▶ [Directions]
Produce a verbatim copy of the following records, leaving out all pictures.

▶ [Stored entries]
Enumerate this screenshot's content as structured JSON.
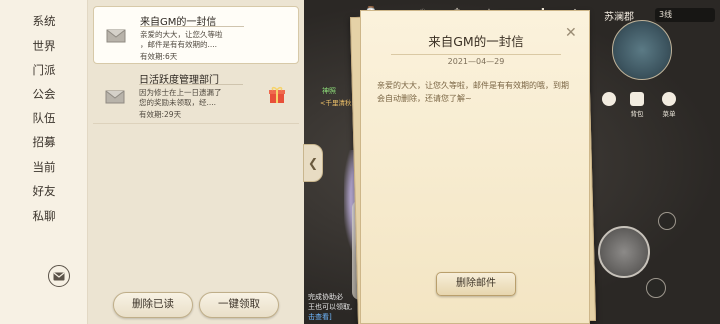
{
  "nav": {
    "items": [
      "系统",
      "世界",
      "门派",
      "公会",
      "队伍",
      "招募",
      "当前",
      "好友",
      "私聊"
    ]
  },
  "mail_list": {
    "items": [
      {
        "title": "来自GM的一封信",
        "preview": [
          "亲爱的大大，让您久等啦",
          "，邮件是有有效期的...."
        ],
        "expiry": "有效期:6天"
      },
      {
        "title": "日活跃度管理部门",
        "preview": [
          "因为修士在上一日遗漏了",
          "您的奖励未领取，经...."
        ],
        "expiry": "有效期:29天"
      }
    ],
    "delete_read_label": "删除已读",
    "claim_all_label": "一键领取"
  },
  "letter": {
    "title": "来自GM的一封信",
    "date": "2021—04—29",
    "body": "亲爱的大大，让您久等啦，邮件是有有效期的哦，到期会自动删除，还请您了解~",
    "delete_label": "删除邮件"
  },
  "hud": {
    "location": "苏澜郡",
    "line": "3线",
    "bag_label": "背包",
    "menu_label": "菜单"
  },
  "scene": {
    "npc_name": "神照",
    "npc_title": "<千里清秋>",
    "chat_lines": [
      "完成协助必",
      "王也可以领取,",
      "击查看]"
    ]
  },
  "colors": {
    "letter_text": "#7a6544",
    "panel_bg": "#f7f1e4",
    "npc_name": "#8ee07a"
  }
}
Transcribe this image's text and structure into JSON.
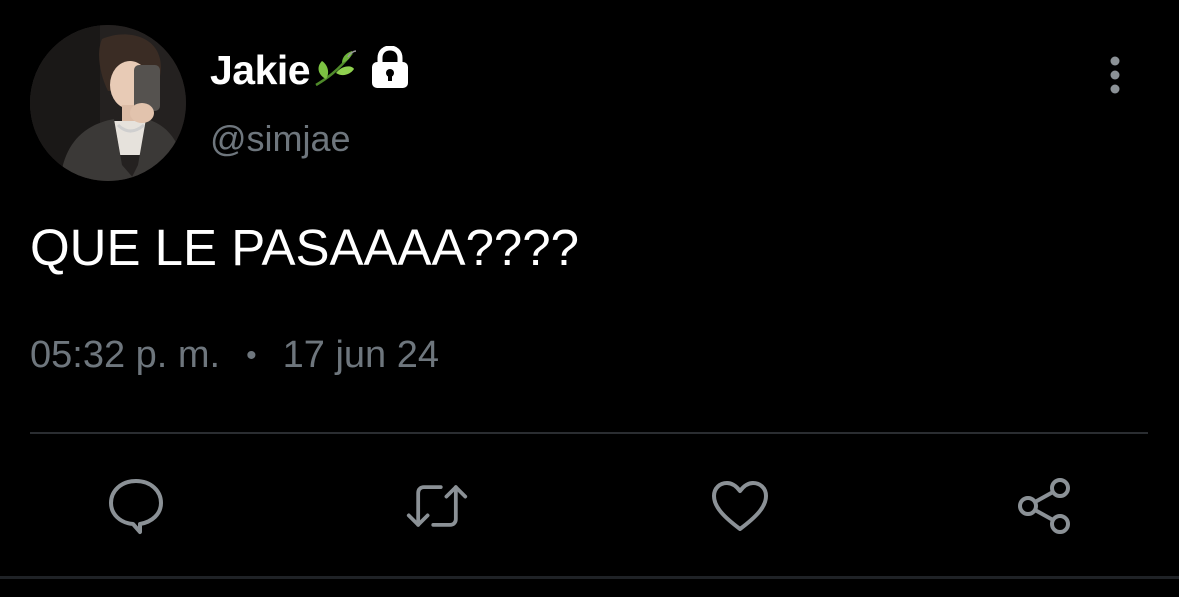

▶ [Exercise response]
Enumerate this screenshot's content as structured JSON.
{
  "nav": {
    "items": [
      "系统",
      "世界",
      "门派",
      "公会",
      "队伍",
      "招募",
      "当前",
      "好友",
      "私聊"
    ]
  },
  "mail_list": {
    "items": [
      {
        "title": "来自GM的一封信",
        "preview": [
          "亲爱的大大，让您久等啦",
          "，邮件是有有效期的...."
        ],
        "expiry": "有效期:6天"
      },
      {
        "title": "日活跃度管理部门",
        "preview": [
          "因为修士在上一日遗漏了",
          "您的奖励未领取，经...."
        ],
        "expiry": "有效期:29天"
      }
    ],
    "delete_read_label": "删除已读",
    "claim_all_label": "一键领取"
  },
  "letter": {
    "title": "来自GM的一封信",
    "date": "2021—04—29",
    "body": "亲爱的大大，让您久等啦，邮件是有有效期的哦，到期会自动删除，还请您了解~",
    "delete_label": "删除邮件"
  },
  "hud": {
    "location": "苏澜郡",
    "line": "3线",
    "bag_label": "背包",
    "menu_label": "菜单"
  },
  "scene": {
    "npc_name": "神照",
    "npc_title": "<千里清秋>",
    "chat_lines": [
      "完成协助必",
      "王也可以领取,",
      "击查看]"
    ]
  },
  "colors": {
    "letter_text": "#7a6544",
    "panel_bg": "#f7f1e4",
    "npc_name": "#8ee07a"
  }
}
Transcribe this image's text and structure into JSON.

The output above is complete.